(Exercise description) A faithful copy of each record is required, minus the images.

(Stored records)
Content starts

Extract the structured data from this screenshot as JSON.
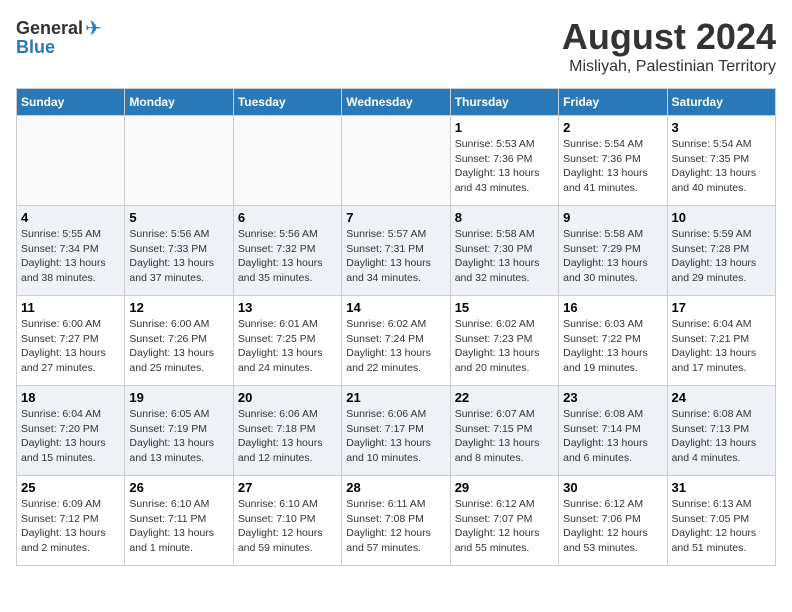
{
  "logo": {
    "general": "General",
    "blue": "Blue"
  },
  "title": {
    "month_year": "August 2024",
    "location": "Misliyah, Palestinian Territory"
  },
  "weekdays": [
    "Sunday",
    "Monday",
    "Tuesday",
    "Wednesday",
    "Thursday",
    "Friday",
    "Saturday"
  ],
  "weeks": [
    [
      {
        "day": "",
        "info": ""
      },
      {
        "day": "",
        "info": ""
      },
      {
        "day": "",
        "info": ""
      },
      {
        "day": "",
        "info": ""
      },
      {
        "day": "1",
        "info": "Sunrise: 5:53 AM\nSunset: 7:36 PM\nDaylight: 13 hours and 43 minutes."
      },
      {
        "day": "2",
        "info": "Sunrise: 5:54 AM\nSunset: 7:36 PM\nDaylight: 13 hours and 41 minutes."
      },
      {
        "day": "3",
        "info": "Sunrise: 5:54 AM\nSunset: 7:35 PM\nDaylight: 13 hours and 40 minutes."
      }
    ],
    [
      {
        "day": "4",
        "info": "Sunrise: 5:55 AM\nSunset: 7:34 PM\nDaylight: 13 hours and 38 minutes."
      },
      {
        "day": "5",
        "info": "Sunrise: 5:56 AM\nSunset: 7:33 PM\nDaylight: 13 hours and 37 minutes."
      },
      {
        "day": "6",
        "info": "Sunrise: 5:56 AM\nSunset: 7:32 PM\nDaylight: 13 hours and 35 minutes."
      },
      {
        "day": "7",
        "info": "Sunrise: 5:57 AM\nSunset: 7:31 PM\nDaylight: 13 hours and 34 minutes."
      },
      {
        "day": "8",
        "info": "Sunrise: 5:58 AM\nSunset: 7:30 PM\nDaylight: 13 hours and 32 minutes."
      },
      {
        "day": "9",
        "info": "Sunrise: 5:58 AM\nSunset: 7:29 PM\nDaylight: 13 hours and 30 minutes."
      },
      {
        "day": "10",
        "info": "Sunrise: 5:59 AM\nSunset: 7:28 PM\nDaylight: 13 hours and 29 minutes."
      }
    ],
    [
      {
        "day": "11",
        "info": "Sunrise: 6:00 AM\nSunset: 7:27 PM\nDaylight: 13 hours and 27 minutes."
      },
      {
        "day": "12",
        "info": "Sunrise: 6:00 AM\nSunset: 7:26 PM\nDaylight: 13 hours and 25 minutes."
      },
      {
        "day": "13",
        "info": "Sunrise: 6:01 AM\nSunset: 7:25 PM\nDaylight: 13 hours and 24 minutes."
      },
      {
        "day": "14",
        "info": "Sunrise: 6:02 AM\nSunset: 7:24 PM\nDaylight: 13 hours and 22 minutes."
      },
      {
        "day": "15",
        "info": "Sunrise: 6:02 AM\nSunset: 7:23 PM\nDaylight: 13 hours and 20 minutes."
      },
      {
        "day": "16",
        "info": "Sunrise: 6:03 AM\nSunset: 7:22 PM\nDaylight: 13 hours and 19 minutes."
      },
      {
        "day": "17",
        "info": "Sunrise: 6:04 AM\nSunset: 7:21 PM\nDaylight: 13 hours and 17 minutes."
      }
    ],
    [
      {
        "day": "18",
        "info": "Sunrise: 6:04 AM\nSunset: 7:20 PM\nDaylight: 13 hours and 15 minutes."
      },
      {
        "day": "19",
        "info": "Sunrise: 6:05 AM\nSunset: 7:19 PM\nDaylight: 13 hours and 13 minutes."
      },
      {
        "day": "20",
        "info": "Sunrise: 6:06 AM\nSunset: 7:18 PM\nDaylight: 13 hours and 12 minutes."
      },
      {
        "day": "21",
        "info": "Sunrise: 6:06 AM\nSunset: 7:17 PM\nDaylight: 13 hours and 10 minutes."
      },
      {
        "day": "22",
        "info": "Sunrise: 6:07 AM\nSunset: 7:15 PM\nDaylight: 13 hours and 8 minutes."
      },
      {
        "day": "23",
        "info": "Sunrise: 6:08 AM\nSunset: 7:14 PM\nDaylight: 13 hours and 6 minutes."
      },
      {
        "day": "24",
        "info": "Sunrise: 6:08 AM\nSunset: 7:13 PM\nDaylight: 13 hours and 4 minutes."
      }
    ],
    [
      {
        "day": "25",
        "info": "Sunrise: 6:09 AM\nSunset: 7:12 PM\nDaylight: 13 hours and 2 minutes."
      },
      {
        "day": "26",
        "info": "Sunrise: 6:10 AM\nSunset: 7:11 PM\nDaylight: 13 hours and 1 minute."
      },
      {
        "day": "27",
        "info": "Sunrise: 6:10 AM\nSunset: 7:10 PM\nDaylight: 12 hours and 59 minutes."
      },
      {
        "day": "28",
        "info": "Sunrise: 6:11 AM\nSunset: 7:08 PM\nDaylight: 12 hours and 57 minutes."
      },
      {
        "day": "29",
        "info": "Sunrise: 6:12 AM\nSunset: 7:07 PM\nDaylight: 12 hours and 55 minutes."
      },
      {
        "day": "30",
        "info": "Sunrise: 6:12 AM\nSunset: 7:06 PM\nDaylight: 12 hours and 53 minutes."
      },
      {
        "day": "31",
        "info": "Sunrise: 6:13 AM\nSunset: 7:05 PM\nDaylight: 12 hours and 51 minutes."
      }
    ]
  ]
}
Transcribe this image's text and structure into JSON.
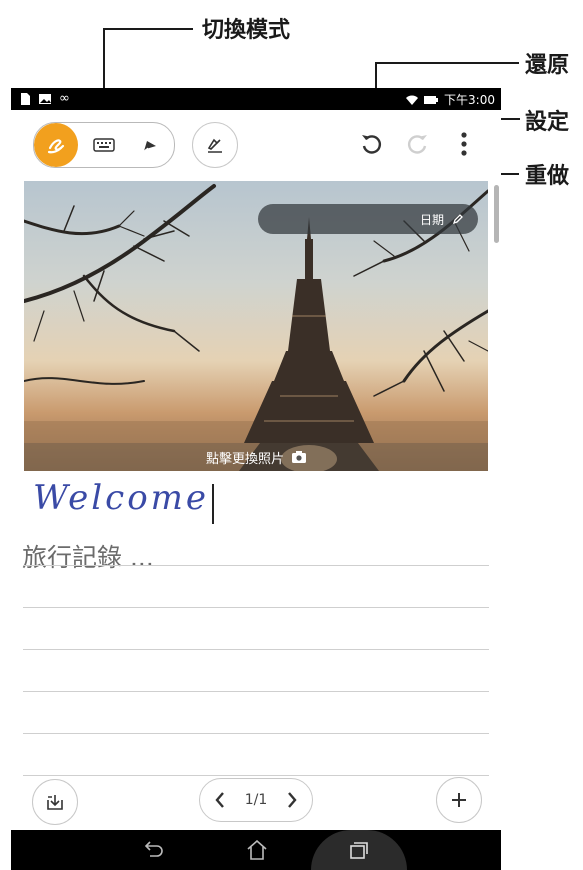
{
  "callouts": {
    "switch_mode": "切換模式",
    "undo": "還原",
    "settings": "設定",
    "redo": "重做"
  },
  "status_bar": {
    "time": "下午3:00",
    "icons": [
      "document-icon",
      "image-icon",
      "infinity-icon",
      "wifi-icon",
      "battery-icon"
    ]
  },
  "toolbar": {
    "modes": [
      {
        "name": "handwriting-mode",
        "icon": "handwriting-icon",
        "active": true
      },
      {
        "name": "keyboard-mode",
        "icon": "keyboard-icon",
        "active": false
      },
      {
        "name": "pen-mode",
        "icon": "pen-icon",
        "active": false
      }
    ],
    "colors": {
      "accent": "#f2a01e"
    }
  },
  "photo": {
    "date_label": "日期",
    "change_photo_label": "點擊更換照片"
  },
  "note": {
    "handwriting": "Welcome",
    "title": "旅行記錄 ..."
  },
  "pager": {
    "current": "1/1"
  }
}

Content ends

(Result of this exercise)
Extract the structured data from this screenshot as JSON.
{
  "logo": {
    "general": "General",
    "blue": "Blue"
  },
  "title": {
    "month_year": "August 2024",
    "location": "Misliyah, Palestinian Territory"
  },
  "weekdays": [
    "Sunday",
    "Monday",
    "Tuesday",
    "Wednesday",
    "Thursday",
    "Friday",
    "Saturday"
  ],
  "weeks": [
    [
      {
        "day": "",
        "info": ""
      },
      {
        "day": "",
        "info": ""
      },
      {
        "day": "",
        "info": ""
      },
      {
        "day": "",
        "info": ""
      },
      {
        "day": "1",
        "info": "Sunrise: 5:53 AM\nSunset: 7:36 PM\nDaylight: 13 hours and 43 minutes."
      },
      {
        "day": "2",
        "info": "Sunrise: 5:54 AM\nSunset: 7:36 PM\nDaylight: 13 hours and 41 minutes."
      },
      {
        "day": "3",
        "info": "Sunrise: 5:54 AM\nSunset: 7:35 PM\nDaylight: 13 hours and 40 minutes."
      }
    ],
    [
      {
        "day": "4",
        "info": "Sunrise: 5:55 AM\nSunset: 7:34 PM\nDaylight: 13 hours and 38 minutes."
      },
      {
        "day": "5",
        "info": "Sunrise: 5:56 AM\nSunset: 7:33 PM\nDaylight: 13 hours and 37 minutes."
      },
      {
        "day": "6",
        "info": "Sunrise: 5:56 AM\nSunset: 7:32 PM\nDaylight: 13 hours and 35 minutes."
      },
      {
        "day": "7",
        "info": "Sunrise: 5:57 AM\nSunset: 7:31 PM\nDaylight: 13 hours and 34 minutes."
      },
      {
        "day": "8",
        "info": "Sunrise: 5:58 AM\nSunset: 7:30 PM\nDaylight: 13 hours and 32 minutes."
      },
      {
        "day": "9",
        "info": "Sunrise: 5:58 AM\nSunset: 7:29 PM\nDaylight: 13 hours and 30 minutes."
      },
      {
        "day": "10",
        "info": "Sunrise: 5:59 AM\nSunset: 7:28 PM\nDaylight: 13 hours and 29 minutes."
      }
    ],
    [
      {
        "day": "11",
        "info": "Sunrise: 6:00 AM\nSunset: 7:27 PM\nDaylight: 13 hours and 27 minutes."
      },
      {
        "day": "12",
        "info": "Sunrise: 6:00 AM\nSunset: 7:26 PM\nDaylight: 13 hours and 25 minutes."
      },
      {
        "day": "13",
        "info": "Sunrise: 6:01 AM\nSunset: 7:25 PM\nDaylight: 13 hours and 24 minutes."
      },
      {
        "day": "14",
        "info": "Sunrise: 6:02 AM\nSunset: 7:24 PM\nDaylight: 13 hours and 22 minutes."
      },
      {
        "day": "15",
        "info": "Sunrise: 6:02 AM\nSunset: 7:23 PM\nDaylight: 13 hours and 20 minutes."
      },
      {
        "day": "16",
        "info": "Sunrise: 6:03 AM\nSunset: 7:22 PM\nDaylight: 13 hours and 19 minutes."
      },
      {
        "day": "17",
        "info": "Sunrise: 6:04 AM\nSunset: 7:21 PM\nDaylight: 13 hours and 17 minutes."
      }
    ],
    [
      {
        "day": "18",
        "info": "Sunrise: 6:04 AM\nSunset: 7:20 PM\nDaylight: 13 hours and 15 minutes."
      },
      {
        "day": "19",
        "info": "Sunrise: 6:05 AM\nSunset: 7:19 PM\nDaylight: 13 hours and 13 minutes."
      },
      {
        "day": "20",
        "info": "Sunrise: 6:06 AM\nSunset: 7:18 PM\nDaylight: 13 hours and 12 minutes."
      },
      {
        "day": "21",
        "info": "Sunrise: 6:06 AM\nSunset: 7:17 PM\nDaylight: 13 hours and 10 minutes."
      },
      {
        "day": "22",
        "info": "Sunrise: 6:07 AM\nSunset: 7:15 PM\nDaylight: 13 hours and 8 minutes."
      },
      {
        "day": "23",
        "info": "Sunrise: 6:08 AM\nSunset: 7:14 PM\nDaylight: 13 hours and 6 minutes."
      },
      {
        "day": "24",
        "info": "Sunrise: 6:08 AM\nSunset: 7:13 PM\nDaylight: 13 hours and 4 minutes."
      }
    ],
    [
      {
        "day": "25",
        "info": "Sunrise: 6:09 AM\nSunset: 7:12 PM\nDaylight: 13 hours and 2 minutes."
      },
      {
        "day": "26",
        "info": "Sunrise: 6:10 AM\nSunset: 7:11 PM\nDaylight: 13 hours and 1 minute."
      },
      {
        "day": "27",
        "info": "Sunrise: 6:10 AM\nSunset: 7:10 PM\nDaylight: 12 hours and 59 minutes."
      },
      {
        "day": "28",
        "info": "Sunrise: 6:11 AM\nSunset: 7:08 PM\nDaylight: 12 hours and 57 minutes."
      },
      {
        "day": "29",
        "info": "Sunrise: 6:12 AM\nSunset: 7:07 PM\nDaylight: 12 hours and 55 minutes."
      },
      {
        "day": "30",
        "info": "Sunrise: 6:12 AM\nSunset: 7:06 PM\nDaylight: 12 hours and 53 minutes."
      },
      {
        "day": "31",
        "info": "Sunrise: 6:13 AM\nSunset: 7:05 PM\nDaylight: 12 hours and 51 minutes."
      }
    ]
  ]
}
Transcribe this image's text and structure into JSON.
{
  "callouts": {
    "switch_mode": "切換模式",
    "undo": "還原",
    "settings": "設定",
    "redo": "重做"
  },
  "status_bar": {
    "time": "下午3:00",
    "icons": [
      "document-icon",
      "image-icon",
      "infinity-icon",
      "wifi-icon",
      "battery-icon"
    ]
  },
  "toolbar": {
    "modes": [
      {
        "name": "handwriting-mode",
        "icon": "handwriting-icon",
        "active": true
      },
      {
        "name": "keyboard-mode",
        "icon": "keyboard-icon",
        "active": false
      },
      {
        "name": "pen-mode",
        "icon": "pen-icon",
        "active": false
      }
    ],
    "colors": {
      "accent": "#f2a01e"
    }
  },
  "photo": {
    "date_label": "日期",
    "change_photo_label": "點擊更換照片"
  },
  "note": {
    "handwriting": "Welcome",
    "title": "旅行記錄 ..."
  },
  "pager": {
    "current": "1/1"
  }
}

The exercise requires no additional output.